▶ _INFORMATION GIVEN_

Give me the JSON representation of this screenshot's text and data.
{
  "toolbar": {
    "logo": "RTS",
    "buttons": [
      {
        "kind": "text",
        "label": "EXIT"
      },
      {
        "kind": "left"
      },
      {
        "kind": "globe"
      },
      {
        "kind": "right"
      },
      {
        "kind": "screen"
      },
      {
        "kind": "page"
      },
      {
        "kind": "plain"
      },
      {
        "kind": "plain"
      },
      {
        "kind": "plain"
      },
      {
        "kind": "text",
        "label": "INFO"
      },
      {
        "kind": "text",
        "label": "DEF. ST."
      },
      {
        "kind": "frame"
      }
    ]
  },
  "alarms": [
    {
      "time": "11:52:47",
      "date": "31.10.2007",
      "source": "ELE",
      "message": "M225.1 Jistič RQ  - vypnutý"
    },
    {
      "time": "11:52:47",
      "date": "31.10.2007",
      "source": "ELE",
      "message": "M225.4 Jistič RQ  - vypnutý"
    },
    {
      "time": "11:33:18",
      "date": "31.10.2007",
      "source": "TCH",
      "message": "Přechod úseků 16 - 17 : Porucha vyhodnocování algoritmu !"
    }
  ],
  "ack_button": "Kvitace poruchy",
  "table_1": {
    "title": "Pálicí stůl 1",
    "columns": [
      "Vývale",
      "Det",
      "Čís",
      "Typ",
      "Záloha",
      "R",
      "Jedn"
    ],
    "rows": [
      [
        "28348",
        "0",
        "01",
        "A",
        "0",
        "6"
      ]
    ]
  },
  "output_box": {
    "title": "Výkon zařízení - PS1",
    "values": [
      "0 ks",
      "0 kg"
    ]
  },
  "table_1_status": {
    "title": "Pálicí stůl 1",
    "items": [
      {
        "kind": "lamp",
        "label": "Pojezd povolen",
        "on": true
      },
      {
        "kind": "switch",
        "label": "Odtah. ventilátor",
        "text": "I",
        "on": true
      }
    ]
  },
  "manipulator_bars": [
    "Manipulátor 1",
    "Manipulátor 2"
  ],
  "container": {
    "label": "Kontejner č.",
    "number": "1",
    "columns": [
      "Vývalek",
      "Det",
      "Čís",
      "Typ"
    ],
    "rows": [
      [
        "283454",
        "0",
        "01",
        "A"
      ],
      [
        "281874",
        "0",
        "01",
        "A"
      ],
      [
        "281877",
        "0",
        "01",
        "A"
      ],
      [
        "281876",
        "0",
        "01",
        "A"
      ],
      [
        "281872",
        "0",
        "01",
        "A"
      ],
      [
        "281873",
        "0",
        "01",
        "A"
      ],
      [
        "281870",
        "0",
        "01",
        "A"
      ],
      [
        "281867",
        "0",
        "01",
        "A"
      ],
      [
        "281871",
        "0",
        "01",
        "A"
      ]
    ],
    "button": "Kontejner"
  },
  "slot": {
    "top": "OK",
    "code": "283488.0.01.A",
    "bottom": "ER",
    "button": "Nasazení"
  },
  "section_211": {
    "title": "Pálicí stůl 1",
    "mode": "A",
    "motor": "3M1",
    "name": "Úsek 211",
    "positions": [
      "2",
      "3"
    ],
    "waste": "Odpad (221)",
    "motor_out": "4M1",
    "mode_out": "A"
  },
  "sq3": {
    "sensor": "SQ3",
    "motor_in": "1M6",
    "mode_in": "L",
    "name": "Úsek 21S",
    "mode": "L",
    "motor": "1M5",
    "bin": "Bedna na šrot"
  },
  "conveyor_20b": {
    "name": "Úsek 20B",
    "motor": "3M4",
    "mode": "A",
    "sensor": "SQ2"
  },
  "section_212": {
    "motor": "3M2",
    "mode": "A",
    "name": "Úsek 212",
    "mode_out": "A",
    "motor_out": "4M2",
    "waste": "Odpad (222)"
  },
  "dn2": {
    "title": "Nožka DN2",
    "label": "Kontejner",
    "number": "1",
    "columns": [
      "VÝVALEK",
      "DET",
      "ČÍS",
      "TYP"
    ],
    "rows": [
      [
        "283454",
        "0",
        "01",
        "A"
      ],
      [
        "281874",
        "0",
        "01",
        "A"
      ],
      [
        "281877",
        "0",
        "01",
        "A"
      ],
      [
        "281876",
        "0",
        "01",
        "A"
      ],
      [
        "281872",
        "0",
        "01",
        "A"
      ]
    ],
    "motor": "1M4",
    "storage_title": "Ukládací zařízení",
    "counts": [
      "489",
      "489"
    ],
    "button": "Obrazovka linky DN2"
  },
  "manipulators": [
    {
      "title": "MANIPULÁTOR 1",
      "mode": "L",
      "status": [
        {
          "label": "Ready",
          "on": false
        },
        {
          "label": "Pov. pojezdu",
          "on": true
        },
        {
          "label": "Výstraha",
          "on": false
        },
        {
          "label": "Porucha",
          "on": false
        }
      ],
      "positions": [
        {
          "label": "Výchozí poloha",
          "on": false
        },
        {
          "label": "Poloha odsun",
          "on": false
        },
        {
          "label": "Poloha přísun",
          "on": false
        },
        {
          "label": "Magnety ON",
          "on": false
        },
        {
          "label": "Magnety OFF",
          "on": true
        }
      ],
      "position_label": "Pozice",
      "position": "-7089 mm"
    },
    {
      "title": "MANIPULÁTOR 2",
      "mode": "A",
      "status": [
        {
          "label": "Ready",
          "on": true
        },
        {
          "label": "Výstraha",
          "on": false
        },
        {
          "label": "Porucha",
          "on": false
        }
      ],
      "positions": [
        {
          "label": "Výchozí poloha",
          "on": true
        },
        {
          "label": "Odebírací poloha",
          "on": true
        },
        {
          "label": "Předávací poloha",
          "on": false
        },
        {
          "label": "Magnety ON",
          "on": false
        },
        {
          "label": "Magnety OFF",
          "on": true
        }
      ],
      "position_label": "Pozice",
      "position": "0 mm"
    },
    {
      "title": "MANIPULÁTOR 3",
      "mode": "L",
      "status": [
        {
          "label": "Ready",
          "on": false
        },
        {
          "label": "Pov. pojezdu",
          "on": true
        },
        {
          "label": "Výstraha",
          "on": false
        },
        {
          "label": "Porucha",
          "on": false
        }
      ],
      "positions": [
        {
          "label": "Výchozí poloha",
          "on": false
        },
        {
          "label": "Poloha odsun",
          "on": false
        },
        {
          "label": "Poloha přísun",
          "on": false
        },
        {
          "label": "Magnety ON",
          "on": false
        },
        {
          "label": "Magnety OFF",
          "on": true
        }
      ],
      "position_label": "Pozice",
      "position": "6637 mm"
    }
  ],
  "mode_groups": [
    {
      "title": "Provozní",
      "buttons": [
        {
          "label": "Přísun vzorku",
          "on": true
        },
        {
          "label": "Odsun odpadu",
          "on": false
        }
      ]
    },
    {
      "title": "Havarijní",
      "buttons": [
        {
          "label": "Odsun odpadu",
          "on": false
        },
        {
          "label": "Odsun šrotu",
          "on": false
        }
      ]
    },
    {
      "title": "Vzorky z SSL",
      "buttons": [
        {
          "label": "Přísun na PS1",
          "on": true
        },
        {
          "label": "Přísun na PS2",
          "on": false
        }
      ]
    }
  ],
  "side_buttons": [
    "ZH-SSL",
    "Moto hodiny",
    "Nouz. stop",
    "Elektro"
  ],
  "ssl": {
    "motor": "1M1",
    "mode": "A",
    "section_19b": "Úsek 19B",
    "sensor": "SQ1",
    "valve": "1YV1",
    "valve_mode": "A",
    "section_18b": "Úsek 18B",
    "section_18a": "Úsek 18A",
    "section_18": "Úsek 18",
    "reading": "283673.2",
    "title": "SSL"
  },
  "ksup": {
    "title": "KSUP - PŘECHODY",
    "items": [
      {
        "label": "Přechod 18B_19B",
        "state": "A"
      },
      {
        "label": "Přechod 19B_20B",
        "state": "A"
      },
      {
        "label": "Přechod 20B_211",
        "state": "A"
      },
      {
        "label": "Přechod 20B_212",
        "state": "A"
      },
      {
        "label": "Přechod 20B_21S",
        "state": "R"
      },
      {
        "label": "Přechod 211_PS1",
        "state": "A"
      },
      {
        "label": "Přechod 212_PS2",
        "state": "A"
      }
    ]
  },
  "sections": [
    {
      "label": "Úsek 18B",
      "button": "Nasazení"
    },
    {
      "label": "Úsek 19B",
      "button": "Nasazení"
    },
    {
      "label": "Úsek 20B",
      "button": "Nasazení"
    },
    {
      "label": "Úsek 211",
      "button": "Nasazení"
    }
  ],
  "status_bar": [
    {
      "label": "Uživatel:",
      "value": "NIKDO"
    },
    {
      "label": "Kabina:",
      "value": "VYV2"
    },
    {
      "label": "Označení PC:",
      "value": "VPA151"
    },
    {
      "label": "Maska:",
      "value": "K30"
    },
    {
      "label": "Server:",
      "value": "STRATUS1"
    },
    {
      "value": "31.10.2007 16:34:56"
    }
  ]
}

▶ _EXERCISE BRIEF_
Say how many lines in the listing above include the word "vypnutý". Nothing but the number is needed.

▶ _OUTPUT OF THE EXERCISE_
2